For three months last year the Gulf Coast oil spill was the major topic of news reports all over the world. From the explosion on April 20, 2010, until the capping of the gushing well on July 15, 2010, the headlines were consumed with images and dialogue about the tragedy unfolding before our very eyes. Shortly after the news of the capping, the government reported that “most” of the oil was gone, and that things were getting back to normal. The camera crews packed up. The reporters turned in their hotel room keys and gathered their deductible tax receipts. And they all left. Kumbaya, the oil was gone, and the world was normal again. The world could move on to other, more pressing interests. That is … the rest of the world could move on to other, more pressing interests.
Last week was a-buzz about the six-month anniversary of the Affordable Care Act. And rightfully so.
Several years ago, I spent several hours/week doing research (and meeting with other pastors) about pastoral health and vitality for my denomination.
The legal definition of Child Support is "periodic monetary payments by the non-custodial parent for the care of his or her minor child." In our country, non-custodial parents are usually obligat
An immigrant woman's testimony, as told to Juan Daniel Espitia, a pastor in Solana Beach, California.
My alarm went off at 5 a.m. today. As I sat up and unzipped my sleeping bag, a gust of Oklahoma wind bitterly ushered me into a new day. Drops of rain splashed my face, extinguishing the last few embers of my sleepiness.
During the past two years, I've traveled internationally quite extensively, focused on issues related to extreme poverty, HIV/AIDS, gender-based violence, and war.

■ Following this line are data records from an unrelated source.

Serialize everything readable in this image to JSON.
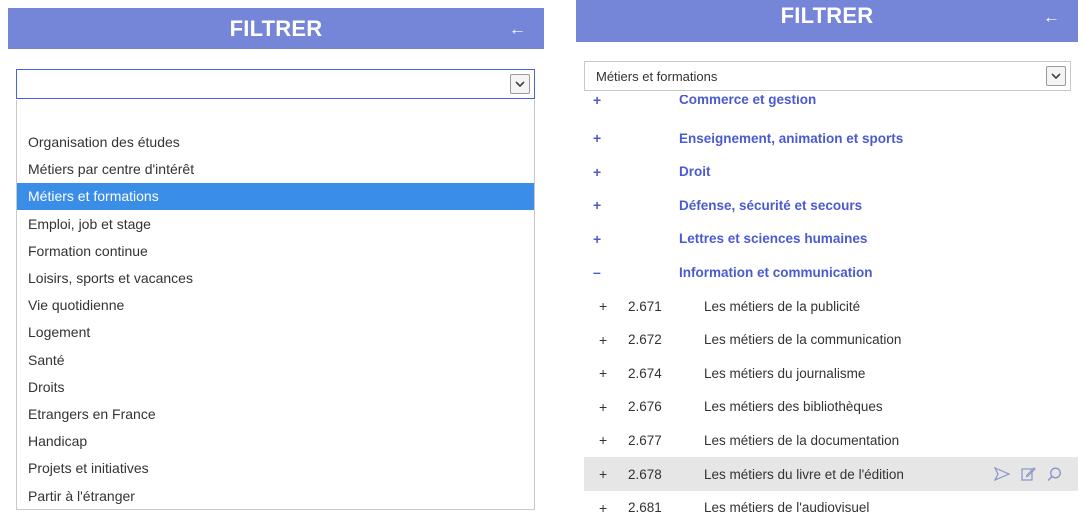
{
  "left": {
    "header": {
      "title": "FILTRER",
      "back_icon": "←"
    },
    "select": {
      "value": ""
    },
    "options": [
      "Organisation des études",
      "Métiers par centre d'intérêt",
      "Métiers et formations",
      "Emploi, job et stage",
      "Formation continue",
      "Loisirs, sports et vacances",
      "Vie quotidienne",
      "Logement",
      "Santé",
      "Droits",
      "Etrangers en France",
      "Handicap",
      "Projets et initiatives",
      "Partir à l'étranger"
    ],
    "selected_option": "Métiers et formations"
  },
  "right": {
    "header": {
      "title": "FILTRER",
      "back_icon": "←"
    },
    "select": {
      "value": "Métiers et formations"
    },
    "categories": [
      {
        "toggle": "+",
        "label": "Commerce et gestion",
        "partial": true
      },
      {
        "toggle": "+",
        "label": "Enseignement, animation et sports"
      },
      {
        "toggle": "+",
        "label": "Droit"
      },
      {
        "toggle": "+",
        "label": "Défense, sécurité et secours"
      },
      {
        "toggle": "+",
        "label": "Lettres et sciences humaines"
      },
      {
        "toggle": "–",
        "label": "Information et communication",
        "expanded": true
      }
    ],
    "subitems": [
      {
        "toggle": "+",
        "code": "2.671",
        "label": "Les métiers de la publicité"
      },
      {
        "toggle": "+",
        "code": "2.672",
        "label": "Les métiers de la communication"
      },
      {
        "toggle": "+",
        "code": "2.674",
        "label": "Les métiers du journalisme"
      },
      {
        "toggle": "+",
        "code": "2.676",
        "label": "Les métiers des bibliothèques"
      },
      {
        "toggle": "+",
        "code": "2.677",
        "label": "Les métiers de la documentation"
      },
      {
        "toggle": "+",
        "code": "2.678",
        "label": "Les métiers du livre et de l'édition",
        "hovered": true
      },
      {
        "toggle": "+",
        "code": "2.681",
        "label": "Les métiers de l'audiovisuel"
      }
    ],
    "row_actions": [
      "send-icon",
      "edit-icon",
      "search-icon"
    ]
  },
  "colors": {
    "header_bg": "#7585d8",
    "accent_text": "#4a5bd0",
    "selected_bg": "#3a8ee8",
    "hover_bg": "#e6e6e6"
  }
}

Fifteen years ago next week, on my mother's 85th birthday and exactly one week before Ash Wednesday, my father died.